Insofar as chase sequences, some are impressive: the helicopter spinning over the crowded Zocalo in Mexico City, a spin through Morocco, a plane careening down an Austrian mountainside, and a speeding automobile encounter in Rome.

The budget was reportedly over $250 million, and at 148 minutes, it’s the longest in the Bond series.

Problem is: an enervating fatigue has set in, taking the humor and fun with it. Even the title sequence is lame, particularly the signature song, Sam Smith’s whiny ballad “The Writing’s On the Wall.”

On the Granger Movie Gauge of 1 to 10, “Spectre” is a sinister, sadistic 6, clumsy escapist entertainment that’s neither shaken nor stirring.


“The 33″

Susan Granger’s review of “The 33” (Warner Bros./Alcon Entertainment)


On August 10, 2010, 33 Chilean miners were buried alive by the catastrophic explosion and collapse of a 121 year-old gold and copper mine.  For the next 69 days, an international team endeavored to rescue them, as millions of people around the world watched. This is their story.

Opening with the ominous statistic that 12,000 miners die annually in work accidents, it begins at a retirement party in Copiapo, honoring an old-timer who has only a few days left before hanging up his hardhat forever. That’s where the primary characters are introduced.

There’s shift supervisor Don Lucho (Lou Diamond Phillips), young father-to-be Alex Vega (Mario Casas), philandering Yonni Barrios (Oscar Nunez), Elvis impersonator Edison Pena (Jacob Vargas), Bolivian newcomer Carlos Mamani (Tenoch Huerta), and alcoholic Dario Segovia (Juan Pablo Raba). The most recognizable is Mario Sepulveda (Antonio Banderas), who becomes their leader.

The terror begins at the San Jose Mine under the rugged Atacama Desert, as fateful cracks in the mountain wall signal impending disaster.

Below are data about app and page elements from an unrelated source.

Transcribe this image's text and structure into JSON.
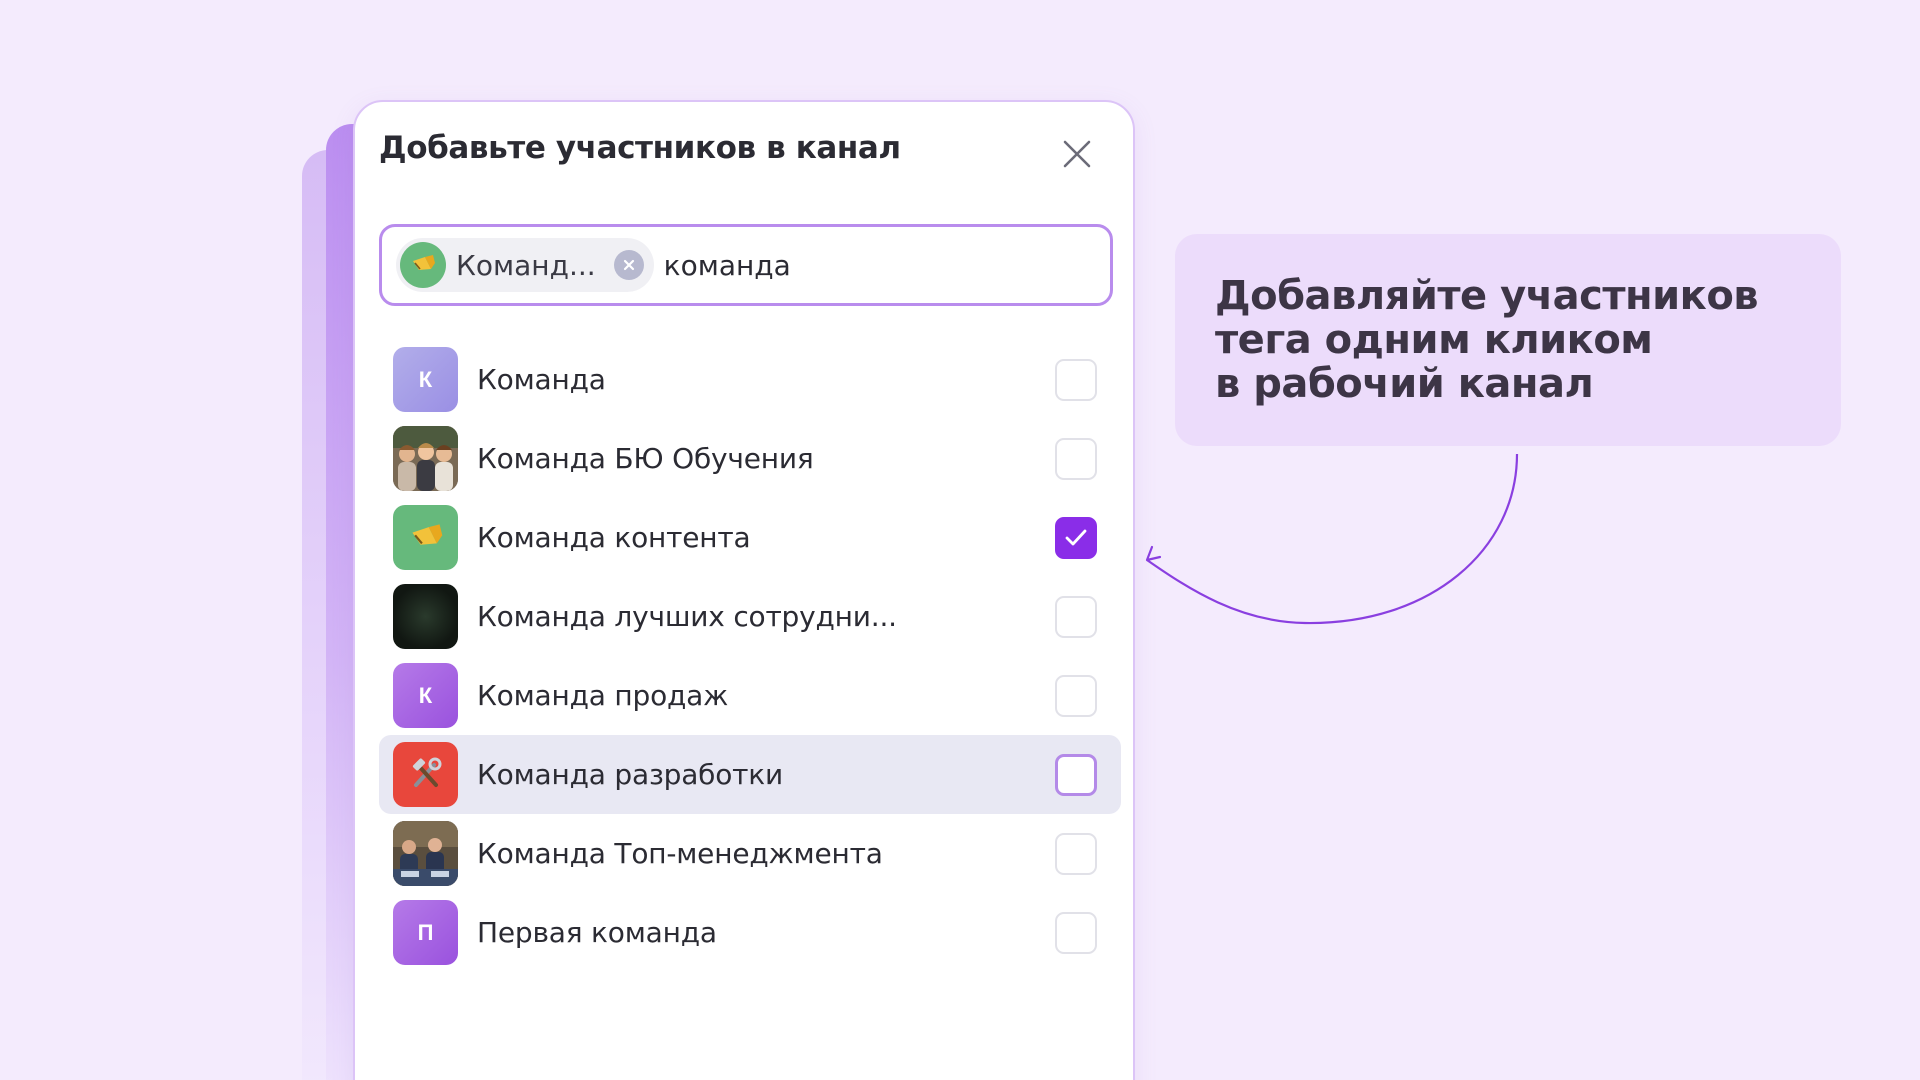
{
  "dialog": {
    "title": "Добавьте участников в канал",
    "close_icon": "close-icon"
  },
  "search": {
    "chip_label": "Команд...",
    "chip_icon": "megaphone-icon",
    "query": "команда"
  },
  "list": {
    "items": [
      {
        "label": "Команда",
        "avatar_letter": "К",
        "avatar_type": "letter",
        "checked": false
      },
      {
        "label": "Команда БЮ Обучения",
        "avatar_type": "photo-group-women",
        "checked": false
      },
      {
        "label": "Команда контента",
        "avatar_type": "megaphone-icon",
        "checked": true
      },
      {
        "label": "Команда лучших сотрудни...",
        "avatar_type": "photo-dark",
        "checked": false
      },
      {
        "label": "Команда продаж",
        "avatar_letter": "К",
        "avatar_type": "letter",
        "checked": false
      },
      {
        "label": "Команда разработки",
        "avatar_type": "hammer-wrench-icon",
        "checked": false,
        "highlighted": true
      },
      {
        "label": "Команда Топ-менеджмента",
        "avatar_type": "photo-office",
        "checked": false
      },
      {
        "label": "Первая команда",
        "avatar_letter": "П",
        "avatar_type": "letter",
        "checked": false
      }
    ]
  },
  "info_card": {
    "line1": "Добавляйте участников",
    "line2": "тега одним кликом",
    "line3": "в рабочий канал"
  },
  "colors": {
    "background": "#f4ebfd",
    "accent": "#8a2de8",
    "search_border": "#b98ced",
    "card_bg": "#ecdcfb",
    "highlight_row": "#e8e8f3"
  }
}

Trapped under 700 tons of rock, “Super” Mario allocates food and water distribution in the small, sweltering cavern called “the Refuge.”

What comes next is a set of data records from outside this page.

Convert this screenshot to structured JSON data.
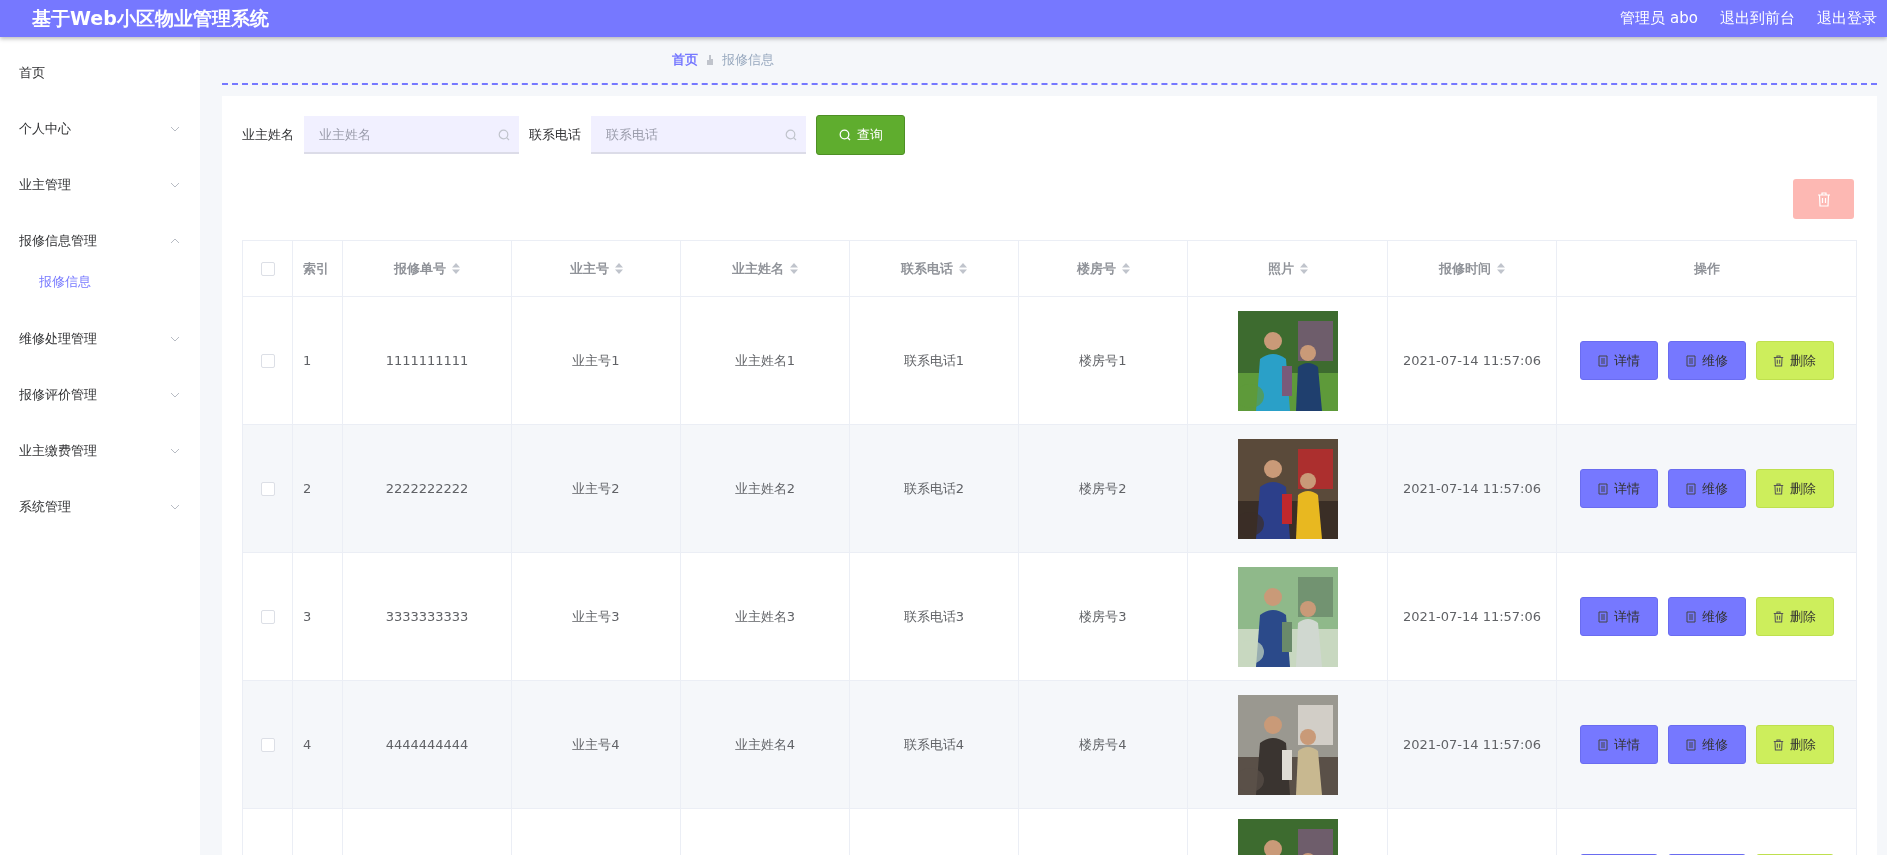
{
  "header": {
    "title": "基于Web小区物业管理系统",
    "links": [
      {
        "label": "管理员 abo"
      },
      {
        "label": "退出到前台"
      },
      {
        "label": "退出登录"
      }
    ]
  },
  "sidebar": {
    "items": [
      {
        "label": "首页",
        "kind": "link"
      },
      {
        "label": "个人中心",
        "kind": "menu",
        "expanded": false
      },
      {
        "label": "业主管理",
        "kind": "menu",
        "expanded": false
      },
      {
        "label": "报修信息管理",
        "kind": "menu",
        "expanded": true,
        "children": [
          {
            "label": "报修信息",
            "selected": true
          }
        ]
      },
      {
        "label": "维修处理管理",
        "kind": "menu",
        "expanded": false
      },
      {
        "label": "报修评价管理",
        "kind": "menu",
        "expanded": false
      },
      {
        "label": "业主缴费管理",
        "kind": "menu",
        "expanded": false
      },
      {
        "label": "系统管理",
        "kind": "menu",
        "expanded": false
      }
    ]
  },
  "breadcrumb": [
    {
      "label": "首页",
      "selected": true
    },
    {
      "label": "报修信息",
      "selected": false
    }
  ],
  "search": {
    "fields": [
      {
        "label": "业主姓名",
        "placeholder": "业主姓名"
      },
      {
        "label": "联系电话",
        "placeholder": "联系电话"
      }
    ],
    "button": "查询"
  },
  "table": {
    "all_checked": false,
    "columns": [
      {
        "label": "索引",
        "sortable": false
      },
      {
        "label": "报修单号",
        "sortable": true
      },
      {
        "label": "业主号",
        "sortable": true
      },
      {
        "label": "业主姓名",
        "sortable": true
      },
      {
        "label": "联系电话",
        "sortable": true
      },
      {
        "label": "楼房号",
        "sortable": true
      },
      {
        "label": "照片",
        "sortable": true
      },
      {
        "label": "报修时间",
        "sortable": true
      },
      {
        "label": "操作",
        "sortable": false
      }
    ],
    "rows": [
      {
        "kind": "full",
        "checked": false,
        "cells": [
          "1",
          "1111111111",
          "业主号1",
          "业主姓名1",
          "联系电话1",
          "楼房号1"
        ],
        "time": "2021-07-14 11:57:06",
        "actions": [
          "详情",
          "维修",
          "删除"
        ]
      },
      {
        "kind": "full",
        "checked": false,
        "cells": [
          "2",
          "2222222222",
          "业主号2",
          "业主姓名2",
          "联系电话2",
          "楼房号2"
        ],
        "time": "2021-07-14 11:57:06",
        "actions": [
          "详情",
          "维修",
          "删除"
        ]
      },
      {
        "kind": "full",
        "checked": false,
        "cells": [
          "3",
          "3333333333",
          "业主号3",
          "业主姓名3",
          "联系电话3",
          "楼房号3"
        ],
        "time": "2021-07-14 11:57:06",
        "actions": [
          "详情",
          "维修",
          "删除"
        ]
      },
      {
        "kind": "full",
        "checked": false,
        "cells": [
          "4",
          "4444444444",
          "业主号4",
          "业主姓名4",
          "联系电话4",
          "楼房号4"
        ],
        "time": "2021-07-14 11:57:06",
        "actions": [
          "详情",
          "维修",
          "删除"
        ]
      },
      {
        "kind": "cut_off"
      }
    ]
  }
}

Above ground, families gather in a makeshift camp, including Maria (Juliette Binoche) as Dario Segovia’s strident, estranged sister. (Binoche replaced Jennifer Lopez, who would have been far more convincing as the itinerant empanada-vendor.)

Chile’s idealistic, new Mining Minister Laurence Golborne (Rodrigo Santoro) supervises the rescue efforts of a team led by civil engineer Andre Sougarret (Gabriel Byrne). In an uncredited cameo, James Brolin is an American drilling engineer.

Based on a superficial scenario by Jose Rivera and Hector Tobar’s authorized account “Deep Down Dark,” it’s formulaically scripted by Mikko Alanne, Craig Borten and Michael Thomas, and conventionally directed by Mexican-born Patricia Riggen (“Under the Same Moon,” “Girl in Progress”), except for one intriguing scene of magical realism.

Photographed by Checco Varese in two working mines in Colombia, its authenticity is obvious, particularly as men are lifted, one-by-one, in a capsule lowered 2,300 below the surface.

On the Granger Movie Gauge of 1 to 10, “The 33” is a solid, survivalist 6, an inspirational tribute to their fortitude, resilience and spirit.